What to do - The reply is to be an exact repetition of the entries that follow, with each picture left out.

Material for the task -
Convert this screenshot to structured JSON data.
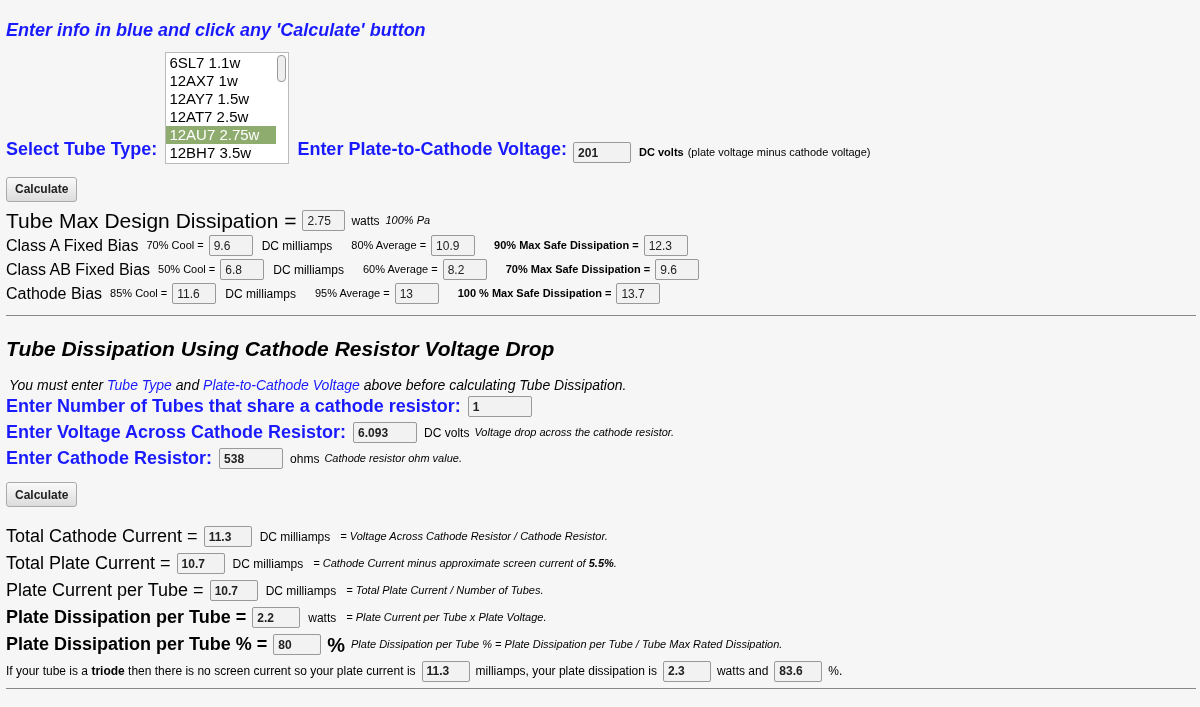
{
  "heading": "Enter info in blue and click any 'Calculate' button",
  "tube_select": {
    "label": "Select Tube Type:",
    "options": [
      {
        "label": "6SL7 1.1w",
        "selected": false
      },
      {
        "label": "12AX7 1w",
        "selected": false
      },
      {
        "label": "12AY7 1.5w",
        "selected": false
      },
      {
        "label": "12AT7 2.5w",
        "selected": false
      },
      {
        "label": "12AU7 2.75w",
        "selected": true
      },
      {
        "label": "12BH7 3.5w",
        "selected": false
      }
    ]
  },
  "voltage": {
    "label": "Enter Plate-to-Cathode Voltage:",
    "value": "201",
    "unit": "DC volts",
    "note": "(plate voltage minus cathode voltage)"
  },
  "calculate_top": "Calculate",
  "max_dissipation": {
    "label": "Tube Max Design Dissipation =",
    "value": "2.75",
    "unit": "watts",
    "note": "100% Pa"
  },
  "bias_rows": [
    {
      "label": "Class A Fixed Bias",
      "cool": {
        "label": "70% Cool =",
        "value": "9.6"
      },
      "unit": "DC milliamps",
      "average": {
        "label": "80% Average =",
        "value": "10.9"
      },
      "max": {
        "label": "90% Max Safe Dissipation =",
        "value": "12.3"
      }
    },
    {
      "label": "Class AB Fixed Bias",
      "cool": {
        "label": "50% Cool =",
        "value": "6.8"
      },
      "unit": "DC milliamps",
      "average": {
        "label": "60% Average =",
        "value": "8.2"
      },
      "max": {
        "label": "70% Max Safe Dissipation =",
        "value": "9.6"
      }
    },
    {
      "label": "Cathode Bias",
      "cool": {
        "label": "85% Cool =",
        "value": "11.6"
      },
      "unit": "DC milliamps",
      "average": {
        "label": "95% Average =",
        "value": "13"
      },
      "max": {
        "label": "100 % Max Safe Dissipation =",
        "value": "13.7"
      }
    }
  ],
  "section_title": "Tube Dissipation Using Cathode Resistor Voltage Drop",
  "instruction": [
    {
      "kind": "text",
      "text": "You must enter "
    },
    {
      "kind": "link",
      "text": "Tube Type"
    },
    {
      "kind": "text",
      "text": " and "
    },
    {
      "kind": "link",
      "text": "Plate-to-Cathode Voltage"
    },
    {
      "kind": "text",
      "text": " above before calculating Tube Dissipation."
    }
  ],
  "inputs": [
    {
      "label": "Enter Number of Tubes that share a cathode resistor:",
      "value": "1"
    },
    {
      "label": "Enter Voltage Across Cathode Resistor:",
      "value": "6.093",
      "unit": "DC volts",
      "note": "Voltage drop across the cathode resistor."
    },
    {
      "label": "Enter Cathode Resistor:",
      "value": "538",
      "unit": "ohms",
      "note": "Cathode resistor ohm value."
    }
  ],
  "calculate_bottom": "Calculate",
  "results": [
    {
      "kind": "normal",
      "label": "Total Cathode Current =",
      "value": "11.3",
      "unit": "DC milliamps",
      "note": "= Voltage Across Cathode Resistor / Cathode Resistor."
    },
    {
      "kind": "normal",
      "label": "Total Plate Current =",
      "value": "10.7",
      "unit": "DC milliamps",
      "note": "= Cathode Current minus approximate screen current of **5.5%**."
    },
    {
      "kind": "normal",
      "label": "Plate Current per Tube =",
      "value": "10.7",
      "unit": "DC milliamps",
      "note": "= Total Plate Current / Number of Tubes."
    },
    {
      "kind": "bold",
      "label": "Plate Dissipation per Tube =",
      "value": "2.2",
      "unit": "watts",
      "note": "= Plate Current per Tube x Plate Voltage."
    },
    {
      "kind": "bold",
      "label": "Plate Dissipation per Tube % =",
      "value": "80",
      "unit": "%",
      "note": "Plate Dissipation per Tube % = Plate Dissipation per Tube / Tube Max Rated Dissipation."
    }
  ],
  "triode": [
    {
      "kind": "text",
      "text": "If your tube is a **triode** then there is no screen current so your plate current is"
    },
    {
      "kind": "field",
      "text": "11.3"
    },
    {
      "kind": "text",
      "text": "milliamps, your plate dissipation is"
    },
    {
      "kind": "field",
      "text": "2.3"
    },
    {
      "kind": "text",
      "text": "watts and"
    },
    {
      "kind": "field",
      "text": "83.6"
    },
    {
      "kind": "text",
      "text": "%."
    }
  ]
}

Result of this task -
Convert this screenshot to structured JSON data.
{
  "heading": "Enter info in blue and click any 'Calculate' button",
  "tube_select": {
    "label": "Select Tube Type:",
    "options": [
      {
        "label": "6SL7 1.1w",
        "selected": false
      },
      {
        "label": "12AX7 1w",
        "selected": false
      },
      {
        "label": "12AY7 1.5w",
        "selected": false
      },
      {
        "label": "12AT7 2.5w",
        "selected": false
      },
      {
        "label": "12AU7 2.75w",
        "selected": true
      },
      {
        "label": "12BH7 3.5w",
        "selected": false
      }
    ]
  },
  "voltage": {
    "label": "Enter Plate-to-Cathode Voltage:",
    "value": "201",
    "unit": "DC volts",
    "note": "(plate voltage minus cathode voltage)"
  },
  "calculate_top": "Calculate",
  "max_dissipation": {
    "label": "Tube Max Design Dissipation =",
    "value": "2.75",
    "unit": "watts",
    "note": "100% Pa"
  },
  "bias_rows": [
    {
      "label": "Class A Fixed Bias",
      "cool": {
        "label": "70% Cool =",
        "value": "9.6"
      },
      "unit": "DC milliamps",
      "average": {
        "label": "80% Average =",
        "value": "10.9"
      },
      "max": {
        "label": "90% Max Safe Dissipation =",
        "value": "12.3"
      }
    },
    {
      "label": "Class AB Fixed Bias",
      "cool": {
        "label": "50% Cool =",
        "value": "6.8"
      },
      "unit": "DC milliamps",
      "average": {
        "label": "60% Average =",
        "value": "8.2"
      },
      "max": {
        "label": "70% Max Safe Dissipation =",
        "value": "9.6"
      }
    },
    {
      "label": "Cathode Bias",
      "cool": {
        "label": "85% Cool =",
        "value": "11.6"
      },
      "unit": "DC milliamps",
      "average": {
        "label": "95% Average =",
        "value": "13"
      },
      "max": {
        "label": "100 % Max Safe Dissipation =",
        "value": "13.7"
      }
    }
  ],
  "section_title": "Tube Dissipation Using Cathode Resistor Voltage Drop",
  "instruction": [
    {
      "kind": "text",
      "text": "You must enter "
    },
    {
      "kind": "link",
      "text": "Tube Type"
    },
    {
      "kind": "text",
      "text": " and "
    },
    {
      "kind": "link",
      "text": "Plate-to-Cathode Voltage"
    },
    {
      "kind": "text",
      "text": " above before calculating Tube Dissipation."
    }
  ],
  "inputs": [
    {
      "label": "Enter Number of Tubes that share a cathode resistor:",
      "value": "1"
    },
    {
      "label": "Enter Voltage Across Cathode Resistor:",
      "value": "6.093",
      "unit": "DC volts",
      "note": "Voltage drop across the cathode resistor."
    },
    {
      "label": "Enter Cathode Resistor:",
      "value": "538",
      "unit": "ohms",
      "note": "Cathode resistor ohm value."
    }
  ],
  "calculate_bottom": "Calculate",
  "results": [
    {
      "kind": "normal",
      "label": "Total Cathode Current =",
      "value": "11.3",
      "unit": "DC milliamps",
      "note": "= Voltage Across Cathode Resistor / Cathode Resistor."
    },
    {
      "kind": "normal",
      "label": "Total Plate Current =",
      "value": "10.7",
      "unit": "DC milliamps",
      "note": "= Cathode Current minus approximate screen current of **5.5%**."
    },
    {
      "kind": "normal",
      "label": "Plate Current per Tube =",
      "value": "10.7",
      "unit": "DC milliamps",
      "note": "= Total Plate Current / Number of Tubes."
    },
    {
      "kind": "bold",
      "label": "Plate Dissipation per Tube =",
      "value": "2.2",
      "unit": "watts",
      "note": "= Plate Current per Tube x Plate Voltage."
    },
    {
      "kind": "bold",
      "label": "Plate Dissipation per Tube % =",
      "value": "80",
      "unit": "%",
      "note": "Plate Dissipation per Tube % = Plate Dissipation per Tube / Tube Max Rated Dissipation."
    }
  ],
  "triode": [
    {
      "kind": "text",
      "text": "If your tube is a **triode** then there is no screen current so your plate current is"
    },
    {
      "kind": "field",
      "text": "11.3"
    },
    {
      "kind": "text",
      "text": "milliamps, your plate dissipation is"
    },
    {
      "kind": "field",
      "text": "2.3"
    },
    {
      "kind": "text",
      "text": "watts and"
    },
    {
      "kind": "field",
      "text": "83.6"
    },
    {
      "kind": "text",
      "text": "%."
    }
  ]
}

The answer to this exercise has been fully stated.